Sunday, May 6, 2007
The Lady from Shanghai (1948)
The career of Orson Welles is one of the most fascinating in all of Hollywood history. A filmmaker so pragmatic, so mercurial, that seemingly every one of his films was ahead of its time, both disrespected or at least tossed off in its initial run, and mercilessly butchered. The Lady from Shanghai fell firmly into both camps. The film originally clocked in at over 2 hours, but the studio hacked off 45 minutes or so into a speedy 86 minutes, making what is on the screen only somewhat coherent, which probably partly led to its failure at the box office (its not quite The Magnificent Ambersons in scope, butchered interference or quality, but it definitely stands in its own in all categories)
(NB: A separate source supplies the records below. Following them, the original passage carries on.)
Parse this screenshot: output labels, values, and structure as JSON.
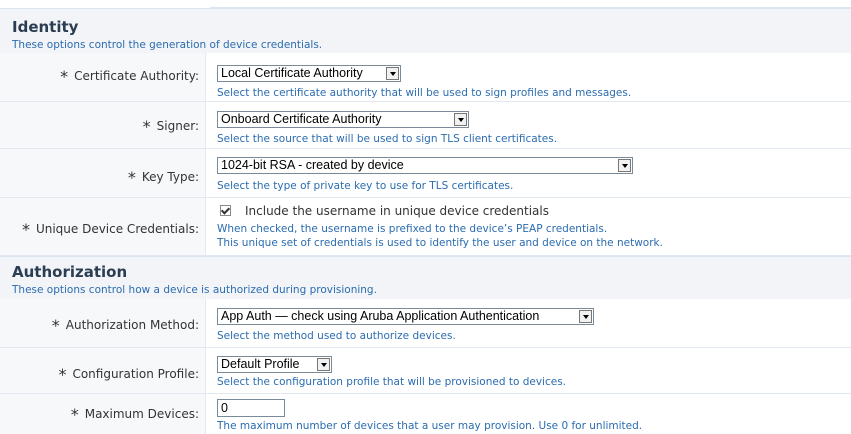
{
  "identity": {
    "title": "Identity",
    "description": "These options control the generation of device credentials.",
    "fields": {
      "ca": {
        "label": "Certificate Authority:",
        "value": "Local Certificate Authority",
        "hint": "Select the certificate authority that will be used to sign profiles and messages."
      },
      "signer": {
        "label": "Signer:",
        "value": "Onboard Certificate Authority",
        "hint": "Select the source that will be used to sign TLS client certificates."
      },
      "key_type": {
        "label": "Key Type:",
        "value": "1024-bit RSA - created by device",
        "hint": "Select the type of private key to use for TLS certificates."
      },
      "unique": {
        "label": "Unique Device Credentials:",
        "checkbox_label": "Include the username in unique device credentials",
        "checked": true,
        "hint1": "When checked, the username is prefixed to the device’s PEAP credentials.",
        "hint2": "This unique set of credentials is used to identify the user and device on the network."
      }
    }
  },
  "authorization": {
    "title": "Authorization",
    "description": "These options control how a device is authorized during provisioning.",
    "fields": {
      "method": {
        "label": "Authorization Method:",
        "value": "App Auth — check using Aruba Application Authentication",
        "hint": "Select the method used to authorize devices."
      },
      "profile": {
        "label": "Configuration Profile:",
        "value": "Default Profile",
        "hint": "Select the configuration profile that will be provisioned to devices."
      },
      "max_devices": {
        "label": "Maximum Devices:",
        "value": "0",
        "hint": "The maximum number of devices that a user may provision. Use 0 for unlimited."
      }
    }
  },
  "required_marker": "*",
  "colors": {
    "hint": "#2b6cb0",
    "section_bg": "#f2f4f7",
    "label_bg": "#f7f8fa"
  }
}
This is a film about sailor Mike O'Hara (Welles, sporting an iffy Irish brogue) who is hired to work on Arthur Bannister's yacht (the always-slimy Everett Sloane) and he engages in a strange, torrid affair with the man's wife, Elsa (blonde-locked Rita Hayworth, Welles' real life, soon-to-be-ex wife), and ends up in a bizarre murder plot involving a fake death and a real murder that ends up putting Welles on trial. In a jarring transition that reeks of a hackjob, it goes into a amusingly silly courtroom fight scene, and then moves on to one of the most amazing sequences you will ever see, a confusing, breathtaking sequence set in a Hall of Mirrors.As I just mentioned, the setpieces that DID make it into the movie are impeccably directed and wonderfully composed (such as sequences in aquariums and symbolic chess pieces), and Welles, although fades in and out of his sketchy accent, still exudes more screen presence than 95% of actors in the history of film, and the rest of the characters are as enigmatic as the film is incomprehensible. It's like The Big Sleep, but instead of riding on Bogie and his love of Bacall, it rides on Orson and love of the camera.
#6 in my now-10 of 1948.